The world watched as the number of countries applying to be founding members of the Asian Infrastructure Investment Bank (AIIB) rose to 46 by the Tuesday deadline.
The soaring participation has been seen as evidence of China's growing international sway. If there is one message to glean from the number of applicants, it is that the world has sensibly voted for a more inclusive, balanced and mutually beneficial international economic order.
Global economic governance has witnessed the rise of competitive bilateralism since the financial crisis, leaving many minor players powerless in voicing their demands.
One case in point is the huge infrastructure demand in cash-strapped developing Asian countries, which are expected to need over 700 billion U.S. dollars each year by 2020.
International banks that once financed infrastructure are losing interest as the new Basel rules make risk-management more costly. Pension funds and sovereign wealth funds are not effective enough in this arena, and many countries invest their foreign exchange deposits in more profitable bonds and stocks.
Calls for change are rising. More countries are urging the United States to approve IMF quota reforms to allow a better balance of power.
However, most attempts to give greater weight to rising states in Bretton Woods institutions have been stalled out of national interests.
Then came the AIIB, a China-proposed international lender open to all qualified countries. The bank is set to finance massive infrastructure projects in Asia and meet the growing demand for a more inclusive and balanced international financial order.
The AIIB, despite its focus on infrastructure development in Asia, offers abundant trade and investment opportunities for developed countries with advanced technology.
The initiative complements the existing rules of global finance. It will be a force for good, leveraging reforms to push global financial and economic integration.
However, despite the bank's popular reception, developing a new global economic and financial order cannot be expected to be a smooth journey.
Standards-setting, rule-making and risk-management will test major stakeholders' will and wisdom in balancing power, coordinating interests and seeking growth.

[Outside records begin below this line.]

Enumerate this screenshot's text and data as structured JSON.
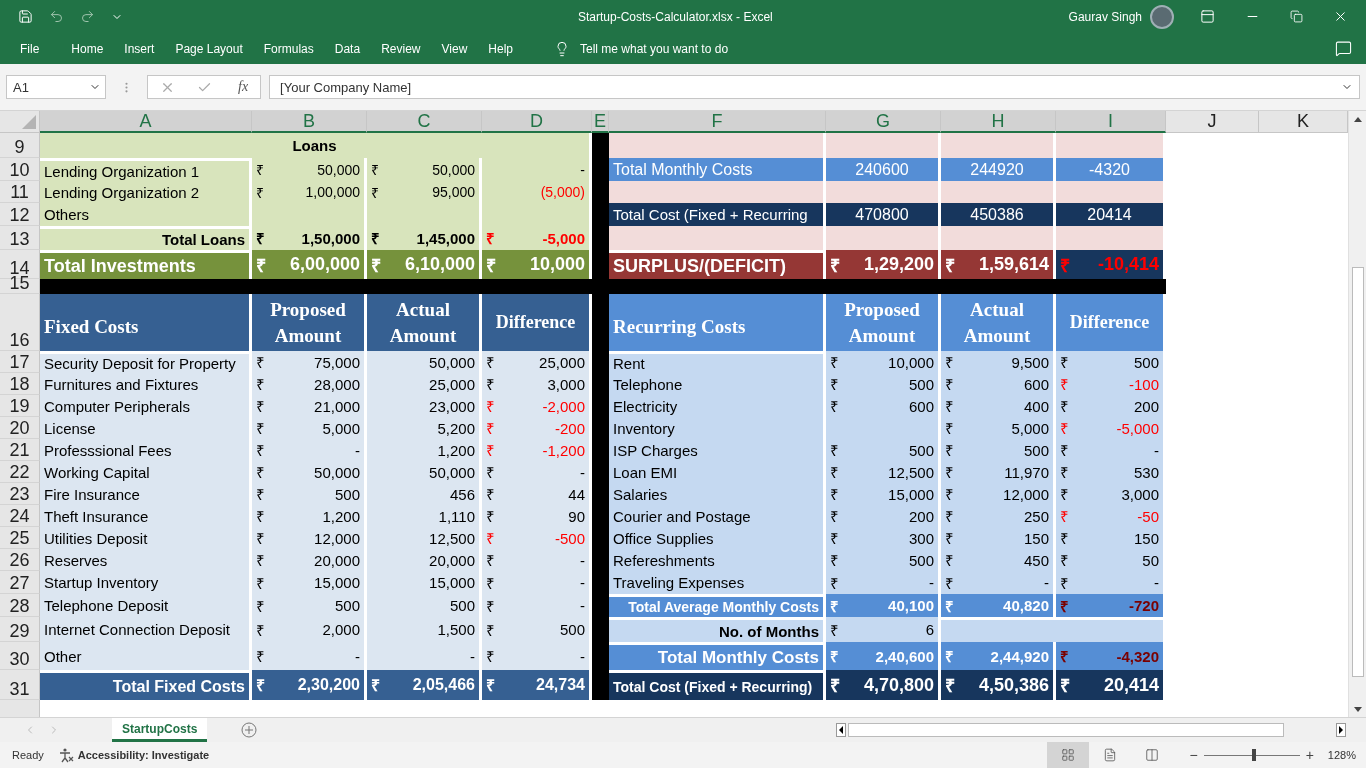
{
  "window": {
    "title": "Startup-Costs-Calculator.xlsx - Excel",
    "user": "Gaurav Singh"
  },
  "ribbon": {
    "tabs": [
      "File",
      "Home",
      "Insert",
      "Page Layout",
      "Formulas",
      "Data",
      "Review",
      "View",
      "Help"
    ],
    "tell_me": "Tell me what you want to do"
  },
  "formula_bar": {
    "name_box": "A1",
    "fx": "fx",
    "value": "[Your Company Name]"
  },
  "columns": [
    {
      "label": "A",
      "selected": true
    },
    {
      "label": "B",
      "selected": true
    },
    {
      "label": "C",
      "selected": true
    },
    {
      "label": "D",
      "selected": true
    },
    {
      "label": "E",
      "selected": true
    },
    {
      "label": "F",
      "selected": true
    },
    {
      "label": "G",
      "selected": true
    },
    {
      "label": "H",
      "selected": true
    },
    {
      "label": "I",
      "selected": true
    },
    {
      "label": "J",
      "selected": false
    },
    {
      "label": "K",
      "selected": false
    }
  ],
  "row_numbers": [
    "9",
    "10",
    "11",
    "12",
    "13",
    "14",
    "15",
    "16",
    "17",
    "18",
    "19",
    "20",
    "21",
    "22",
    "23",
    "24",
    "25",
    "26",
    "27",
    "28",
    "29",
    "30",
    "31"
  ],
  "loans": {
    "title": "Loans",
    "rows": [
      {
        "label": "Lending Organization 1",
        "proposed": {
          "symbol": "₹",
          "value": "50,000"
        },
        "actual": {
          "symbol": "₹",
          "value": "50,000"
        },
        "difference": {
          "value": "-",
          "negative": false
        }
      },
      {
        "label": "Lending Organization 2",
        "proposed": {
          "symbol": "₹",
          "value": "1,00,000"
        },
        "actual": {
          "symbol": "₹",
          "value": "95,000"
        },
        "difference": {
          "value": "(5,000)",
          "negative": true
        }
      },
      {
        "label": "Others",
        "proposed": {},
        "actual": {},
        "difference": {}
      }
    ],
    "total": {
      "label": "Total Loans",
      "proposed": {
        "symbol": "₹",
        "value": "1,50,000"
      },
      "actual": {
        "symbol": "₹",
        "value": "1,45,000"
      },
      "difference": {
        "symbol": "₹",
        "value": "-5,000",
        "negative": true
      }
    }
  },
  "total_investments": {
    "label": "Total Investments",
    "proposed": {
      "symbol": "₹",
      "value": "6,00,000"
    },
    "actual": {
      "symbol": "₹",
      "value": "6,10,000"
    },
    "difference": {
      "symbol": "₹",
      "value": "10,000",
      "negative": false
    }
  },
  "summary": {
    "rows": [
      {
        "kind": "blank"
      },
      {
        "kind": "monthly",
        "label": "Total Monthly Costs",
        "proposed": {
          "value": "240600"
        },
        "actual": {
          "value": "244920"
        },
        "difference": {
          "value": "-4320",
          "negative": false
        }
      },
      {
        "kind": "blank"
      },
      {
        "kind": "total",
        "label": "Total Cost (Fixed + Recurring",
        "proposed": {
          "value": "470800"
        },
        "actual": {
          "value": "450386"
        },
        "difference": {
          "value": "20414",
          "negative": false
        }
      },
      {
        "kind": "blank"
      }
    ],
    "surplus": {
      "label": "SURPLUS/(DEFICIT)",
      "proposed": {
        "symbol": "₹",
        "value": "1,29,200"
      },
      "actual": {
        "symbol": "₹",
        "value": "1,59,614"
      },
      "difference": {
        "symbol": "₹",
        "value": "-10,414",
        "negative": true
      }
    }
  },
  "fixed_costs": {
    "title": "Fixed Costs",
    "columns": [
      "Proposed Amount",
      "Actual Amount",
      "Difference"
    ],
    "rows": [
      {
        "label": "Security Deposit for Property",
        "proposed": {
          "symbol": "₹",
          "value": "75,000"
        },
        "actual": {
          "value": "50,000"
        },
        "difference": {
          "symbol": "₹",
          "value": "25,000",
          "negative": false
        }
      },
      {
        "label": "Furnitures and Fixtures",
        "proposed": {
          "symbol": "₹",
          "value": "28,000"
        },
        "actual": {
          "value": "25,000"
        },
        "difference": {
          "symbol": "₹",
          "value": "3,000",
          "negative": false
        }
      },
      {
        "label": "Computer Peripherals",
        "proposed": {
          "symbol": "₹",
          "value": "21,000"
        },
        "actual": {
          "value": "23,000"
        },
        "difference": {
          "symbol": "₹",
          "value": "-2,000",
          "negative": true
        }
      },
      {
        "label": "License",
        "proposed": {
          "symbol": "₹",
          "value": "5,000"
        },
        "actual": {
          "value": "5,200"
        },
        "difference": {
          "symbol": "₹",
          "value": "-200",
          "negative": true
        }
      },
      {
        "label": "Professsional Fees",
        "proposed": {
          "symbol": "₹",
          "value": "-"
        },
        "actual": {
          "value": "1,200"
        },
        "difference": {
          "symbol": "₹",
          "value": "-1,200",
          "negative": true
        }
      },
      {
        "label": "Working Capital",
        "proposed": {
          "symbol": "₹",
          "value": "50,000"
        },
        "actual": {
          "value": "50,000"
        },
        "difference": {
          "symbol": "₹",
          "value": "-",
          "negative": false
        }
      },
      {
        "label": "Fire Insurance",
        "proposed": {
          "symbol": "₹",
          "value": "500"
        },
        "actual": {
          "value": "456"
        },
        "difference": {
          "symbol": "₹",
          "value": "44",
          "negative": false
        }
      },
      {
        "label": "Theft Insurance",
        "proposed": {
          "symbol": "₹",
          "value": "1,200"
        },
        "actual": {
          "value": "1,110"
        },
        "difference": {
          "symbol": "₹",
          "value": "90",
          "negative": false
        }
      },
      {
        "label": "Utilities Deposit",
        "proposed": {
          "symbol": "₹",
          "value": "12,000"
        },
        "actual": {
          "value": "12,500"
        },
        "difference": {
          "symbol": "₹",
          "value": "-500",
          "negative": true
        }
      },
      {
        "label": "Reserves",
        "proposed": {
          "symbol": "₹",
          "value": "20,000"
        },
        "actual": {
          "value": "20,000"
        },
        "difference": {
          "symbol": "₹",
          "value": "-",
          "negative": false
        }
      },
      {
        "label": "Startup Inventory",
        "proposed": {
          "symbol": "₹",
          "value": "15,000"
        },
        "actual": {
          "value": "15,000"
        },
        "difference": {
          "symbol": "₹",
          "value": "-",
          "negative": false
        }
      },
      {
        "label": "Telephone Deposit",
        "proposed": {
          "symbol": "₹",
          "value": "500"
        },
        "actual": {
          "value": "500"
        },
        "difference": {
          "symbol": "₹",
          "value": "-",
          "negative": false
        }
      },
      {
        "label": "Internet Connection Deposit",
        "proposed": {
          "symbol": "₹",
          "value": "2,000"
        },
        "actual": {
          "value": "1,500"
        },
        "difference": {
          "symbol": "₹",
          "value": "500",
          "negative": false
        }
      },
      {
        "label": "Other",
        "proposed": {
          "symbol": "₹",
          "value": "-"
        },
        "actual": {
          "value": "-"
        },
        "difference": {
          "symbol": "₹",
          "value": "-",
          "negative": false
        }
      }
    ],
    "total": {
      "label": "Total Fixed Costs",
      "proposed": {
        "symbol": "₹",
        "value": "2,30,200"
      },
      "actual": {
        "symbol": "₹",
        "value": "2,05,466"
      },
      "difference": {
        "symbol": "₹",
        "value": "24,734",
        "negative": false
      }
    }
  },
  "recurring_costs": {
    "title": "Recurring Costs",
    "columns": [
      "Proposed Amount",
      "Actual Amount",
      "Difference"
    ],
    "rows": [
      {
        "label": "Rent",
        "proposed": {
          "symbol": "₹",
          "value": "10,000"
        },
        "actual": {
          "symbol": "₹",
          "value": "9,500"
        },
        "difference": {
          "symbol": "₹",
          "value": "500",
          "negative": false
        }
      },
      {
        "label": "Telephone",
        "proposed": {
          "symbol": "₹",
          "value": "500"
        },
        "actual": {
          "symbol": "₹",
          "value": "600"
        },
        "difference": {
          "symbol": "₹",
          "value": "-100",
          "negative": true
        }
      },
      {
        "label": "Electricity",
        "proposed": {
          "symbol": "₹",
          "value": "600"
        },
        "actual": {
          "symbol": "₹",
          "value": "400"
        },
        "difference": {
          "symbol": "₹",
          "value": "200",
          "negative": false
        }
      },
      {
        "label": "Inventory",
        "proposed": {},
        "actual": {
          "symbol": "₹",
          "value": "5,000"
        },
        "difference": {
          "symbol": "₹",
          "value": "-5,000",
          "negative": true
        }
      },
      {
        "label": "ISP Charges",
        "proposed": {
          "symbol": "₹",
          "value": "500"
        },
        "actual": {
          "symbol": "₹",
          "value": "500"
        },
        "difference": {
          "symbol": "₹",
          "value": "-",
          "negative": false
        }
      },
      {
        "label": "Loan EMI",
        "proposed": {
          "symbol": "₹",
          "value": "12,500"
        },
        "actual": {
          "symbol": "₹",
          "value": "11,970"
        },
        "difference": {
          "symbol": "₹",
          "value": "530",
          "negative": false
        }
      },
      {
        "label": "Salaries",
        "proposed": {
          "symbol": "₹",
          "value": "15,000"
        },
        "actual": {
          "symbol": "₹",
          "value": "12,000"
        },
        "difference": {
          "symbol": "₹",
          "value": "3,000",
          "negative": false
        }
      },
      {
        "label": "Courier and Postage",
        "proposed": {
          "symbol": "₹",
          "value": "200"
        },
        "actual": {
          "symbol": "₹",
          "value": "250"
        },
        "difference": {
          "symbol": "₹",
          "value": "-50",
          "negative": true
        }
      },
      {
        "label": "Office Supplies",
        "proposed": {
          "symbol": "₹",
          "value": "300"
        },
        "actual": {
          "symbol": "₹",
          "value": "150"
        },
        "difference": {
          "symbol": "₹",
          "value": "150",
          "negative": false
        }
      },
      {
        "label": "Refereshments",
        "proposed": {
          "symbol": "₹",
          "value": "500"
        },
        "actual": {
          "symbol": "₹",
          "value": "450"
        },
        "difference": {
          "symbol": "₹",
          "value": "50",
          "negative": false
        }
      },
      {
        "label": "Traveling Expenses",
        "proposed": {
          "symbol": "₹",
          "value": "-"
        },
        "actual": {
          "symbol": "₹",
          "value": "-"
        },
        "difference": {
          "symbol": "₹",
          "value": "-",
          "negative": false
        }
      }
    ],
    "average": {
      "label": "Total Average Monthly Costs",
      "proposed": {
        "symbol": "₹",
        "value": "40,100"
      },
      "actual": {
        "symbol": "₹",
        "value": "40,820"
      },
      "difference": {
        "symbol": "₹",
        "value": "-720",
        "negative": true
      }
    },
    "months": {
      "label": "No. of Months",
      "proposed": {
        "symbol": "₹",
        "value": "6"
      }
    },
    "monthly_total": {
      "label": "Total Monthly Costs",
      "proposed": {
        "symbol": "₹",
        "value": "2,40,600"
      },
      "actual": {
        "symbol": "₹",
        "value": "2,44,920"
      },
      "difference": {
        "symbol": "₹",
        "value": "-4,320",
        "negative": true
      }
    },
    "grand_total": {
      "label": "Total Cost (Fixed + Recurring)",
      "proposed": {
        "symbol": "₹",
        "value": "4,70,800"
      },
      "actual": {
        "symbol": "₹",
        "value": "4,50,386"
      },
      "difference": {
        "symbol": "₹",
        "value": "20,414",
        "negative": false
      }
    }
  },
  "sheet_tabs": [
    {
      "label": "StartupCosts",
      "selected": true
    }
  ],
  "status_bar": {
    "status": "Ready",
    "accessibility": "Accessibility: Investigate",
    "views": [
      {
        "kind": "normal",
        "selected": true
      },
      {
        "kind": "page_layout",
        "selected": false
      },
      {
        "kind": "page_break",
        "selected": false
      }
    ],
    "zoom": {
      "minus": "−",
      "plus": "+",
      "level": 0.52,
      "reading": "128%"
    }
  }
}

China has vowed to be a responsible stakeholder, and with the AIIB initiative, it is doing just that for a more prosperous Asia and a more balanced international economic order.